BUILDER: Mirage Manufacturing, Gainesville, Fla. Phone: (352) 377-4146.
LINE: four versions of 37- and 47-foot displacement pilothouse trawlers ranging from around $380,000 to more than $1 million (depending on options)
PRESIDENT: Ken Fickett, who has been with the company since it started building sailboats in 1971
NUMBER OF EMPLOYEES: 80
BEST KNOWN FOR: stable, unsinkable hulls, twin screws, shallow draft and an outspoken company president
WHAT’S GOOD ABOUT BUILDING BOATS IN FLORIDA: “There are miles and miles of coastline within easy driving distance from the yard. The weather is a factor for continuous and cost-efficient building of fiberglass boats. The state government is still sympathetic to the boatbuilding industry, and from the perspective of regulatory requirements, Florida is still a good place to build boats.”
THE FLIP SIDE: “Low unemployment in the state and the demographic trend toward a population of retirees pose a challenge to recruiting new workers.”
Ken Fickett calls himself an old-fashioned homeboy because he was born and raised in Florida. He has no intention of saddling his horse and moving to where the pastures appear to be greener. He is as outspoken as the marketing campaign that hammers home his trawler philosophy by explaining why certain things on a trawler should be considered unacceptable: Single screw? Unacceptable. Deep draft? Crazy. Ballasted sailboat-like hulls that can sink? Get out.
“The U.S. Navy has no single-screw ships. What’s good enough for them is good enough for my customers,” Fickett says.
He likes the redundancy that can get you home if one engine calls it quits, the shallow draft, and being able to spin around on a dime in tight quarters. “It’s a fairy tale to say that running gear on twin-engine trawlers isn’t protected,” he says. “Look under our boats and notice the skegs forward of the props. Shallow draft, by the way, is not just a convenience on the silting stretches of the ICW but also a safety feature.
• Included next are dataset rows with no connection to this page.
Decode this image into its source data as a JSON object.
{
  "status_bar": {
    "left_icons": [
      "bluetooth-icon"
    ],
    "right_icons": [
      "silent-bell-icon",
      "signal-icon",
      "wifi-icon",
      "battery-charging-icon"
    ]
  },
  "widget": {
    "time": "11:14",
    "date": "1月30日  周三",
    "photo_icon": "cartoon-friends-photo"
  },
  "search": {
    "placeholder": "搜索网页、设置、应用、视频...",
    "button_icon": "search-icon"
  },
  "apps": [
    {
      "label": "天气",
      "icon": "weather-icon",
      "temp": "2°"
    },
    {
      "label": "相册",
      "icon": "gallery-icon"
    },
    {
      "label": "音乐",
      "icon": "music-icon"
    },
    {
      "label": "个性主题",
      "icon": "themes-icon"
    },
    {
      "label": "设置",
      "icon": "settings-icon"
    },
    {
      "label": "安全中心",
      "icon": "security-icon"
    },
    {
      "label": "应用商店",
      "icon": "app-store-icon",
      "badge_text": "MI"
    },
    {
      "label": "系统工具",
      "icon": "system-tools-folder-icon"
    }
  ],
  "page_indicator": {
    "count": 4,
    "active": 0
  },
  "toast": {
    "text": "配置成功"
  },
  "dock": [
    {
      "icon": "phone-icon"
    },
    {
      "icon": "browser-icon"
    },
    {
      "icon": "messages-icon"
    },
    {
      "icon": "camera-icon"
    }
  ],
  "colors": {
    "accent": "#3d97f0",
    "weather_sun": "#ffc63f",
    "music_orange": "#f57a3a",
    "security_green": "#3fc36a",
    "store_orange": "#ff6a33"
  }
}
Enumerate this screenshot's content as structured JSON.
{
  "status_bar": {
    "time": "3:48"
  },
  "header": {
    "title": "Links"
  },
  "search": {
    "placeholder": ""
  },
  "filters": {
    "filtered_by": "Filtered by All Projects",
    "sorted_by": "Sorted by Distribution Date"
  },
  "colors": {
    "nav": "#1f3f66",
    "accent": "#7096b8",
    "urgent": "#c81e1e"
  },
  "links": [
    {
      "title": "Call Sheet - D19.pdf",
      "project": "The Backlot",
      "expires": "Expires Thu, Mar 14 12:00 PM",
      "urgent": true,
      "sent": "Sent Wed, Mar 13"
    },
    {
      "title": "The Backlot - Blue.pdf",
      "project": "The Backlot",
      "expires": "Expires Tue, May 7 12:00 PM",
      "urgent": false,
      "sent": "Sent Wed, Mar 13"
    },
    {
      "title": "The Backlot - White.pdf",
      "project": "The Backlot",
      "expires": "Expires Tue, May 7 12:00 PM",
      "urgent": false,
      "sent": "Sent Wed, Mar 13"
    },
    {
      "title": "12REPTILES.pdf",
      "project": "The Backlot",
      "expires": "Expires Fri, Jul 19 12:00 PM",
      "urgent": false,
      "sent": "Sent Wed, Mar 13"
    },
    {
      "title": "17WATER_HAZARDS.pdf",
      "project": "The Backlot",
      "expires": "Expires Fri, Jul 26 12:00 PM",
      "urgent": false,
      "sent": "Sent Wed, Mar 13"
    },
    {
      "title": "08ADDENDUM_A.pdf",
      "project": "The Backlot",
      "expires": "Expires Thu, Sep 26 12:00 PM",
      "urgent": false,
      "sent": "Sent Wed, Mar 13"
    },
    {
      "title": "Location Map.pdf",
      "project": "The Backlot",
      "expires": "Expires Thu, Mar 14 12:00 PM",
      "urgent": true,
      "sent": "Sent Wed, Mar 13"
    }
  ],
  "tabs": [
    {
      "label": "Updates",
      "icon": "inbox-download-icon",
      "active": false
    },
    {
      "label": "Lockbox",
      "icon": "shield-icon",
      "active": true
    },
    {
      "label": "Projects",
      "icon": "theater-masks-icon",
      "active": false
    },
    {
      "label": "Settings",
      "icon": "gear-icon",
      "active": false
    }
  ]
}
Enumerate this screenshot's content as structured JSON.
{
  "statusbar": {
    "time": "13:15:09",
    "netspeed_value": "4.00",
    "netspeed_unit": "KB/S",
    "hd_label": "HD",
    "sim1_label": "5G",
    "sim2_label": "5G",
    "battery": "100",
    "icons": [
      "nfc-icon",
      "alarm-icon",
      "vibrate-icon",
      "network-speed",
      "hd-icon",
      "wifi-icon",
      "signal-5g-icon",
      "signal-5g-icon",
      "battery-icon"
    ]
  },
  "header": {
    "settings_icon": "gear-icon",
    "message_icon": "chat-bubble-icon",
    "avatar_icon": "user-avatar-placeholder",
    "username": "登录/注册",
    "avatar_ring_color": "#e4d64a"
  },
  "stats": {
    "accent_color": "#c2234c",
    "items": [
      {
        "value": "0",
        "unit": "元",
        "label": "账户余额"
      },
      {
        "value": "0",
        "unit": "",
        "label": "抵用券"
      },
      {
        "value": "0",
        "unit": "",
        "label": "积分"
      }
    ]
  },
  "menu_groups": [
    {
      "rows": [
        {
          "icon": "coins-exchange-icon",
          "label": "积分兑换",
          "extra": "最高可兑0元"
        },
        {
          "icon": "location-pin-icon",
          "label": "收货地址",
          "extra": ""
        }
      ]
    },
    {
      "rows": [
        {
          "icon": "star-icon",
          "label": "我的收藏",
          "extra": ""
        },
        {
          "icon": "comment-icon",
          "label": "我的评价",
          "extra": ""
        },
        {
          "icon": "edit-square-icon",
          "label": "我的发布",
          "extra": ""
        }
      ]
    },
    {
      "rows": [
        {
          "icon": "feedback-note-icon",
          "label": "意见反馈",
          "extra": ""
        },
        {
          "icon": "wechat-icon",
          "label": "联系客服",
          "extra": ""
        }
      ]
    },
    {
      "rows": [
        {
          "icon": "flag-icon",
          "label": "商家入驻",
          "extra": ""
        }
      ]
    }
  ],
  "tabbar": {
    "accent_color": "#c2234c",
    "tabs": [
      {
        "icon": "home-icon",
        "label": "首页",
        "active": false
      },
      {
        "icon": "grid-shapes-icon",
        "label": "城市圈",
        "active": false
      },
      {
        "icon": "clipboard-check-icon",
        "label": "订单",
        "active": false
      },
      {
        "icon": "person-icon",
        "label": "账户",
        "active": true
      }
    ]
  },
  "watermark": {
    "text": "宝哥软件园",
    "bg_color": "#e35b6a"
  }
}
It allows our owners to sneak into protected coves in the islands when the weather gets nasty.”
Fickett estimates that around 80 percent of Mirage customers are baby boomers who want to move on to a trawler so they can enjoy the cruising lifestyle in their retirement, and watch others grunt and grind on sailboats. “We have evolved with our customers’ tastes,” Fickett says. “First we built racing sailboats, then sportfishing boats, and now we are doubling building capacity to meet demand for our trawlers.” Fickett plans to roll out 12 boats in 2007, including the new Great Harbour N47 Deckhouse.
How has he managed to stay afloat for three decades? “Simply by being a flexible niche player,” he says. “We can make performance aircraft; we can build center console fishing boats; and we are working on a 21-foot yacht tender right now. And we take care of people who migrate from sailing to trawlers, which is about half of our clientele.”
To make that transition easier, Mirage offers CruisePro training programs that teach handling and maintenance of a Mirage trawler. If he had to, would Fickett start all over again right here in Gainesville? That’s not a question to ask a Florida homeboy.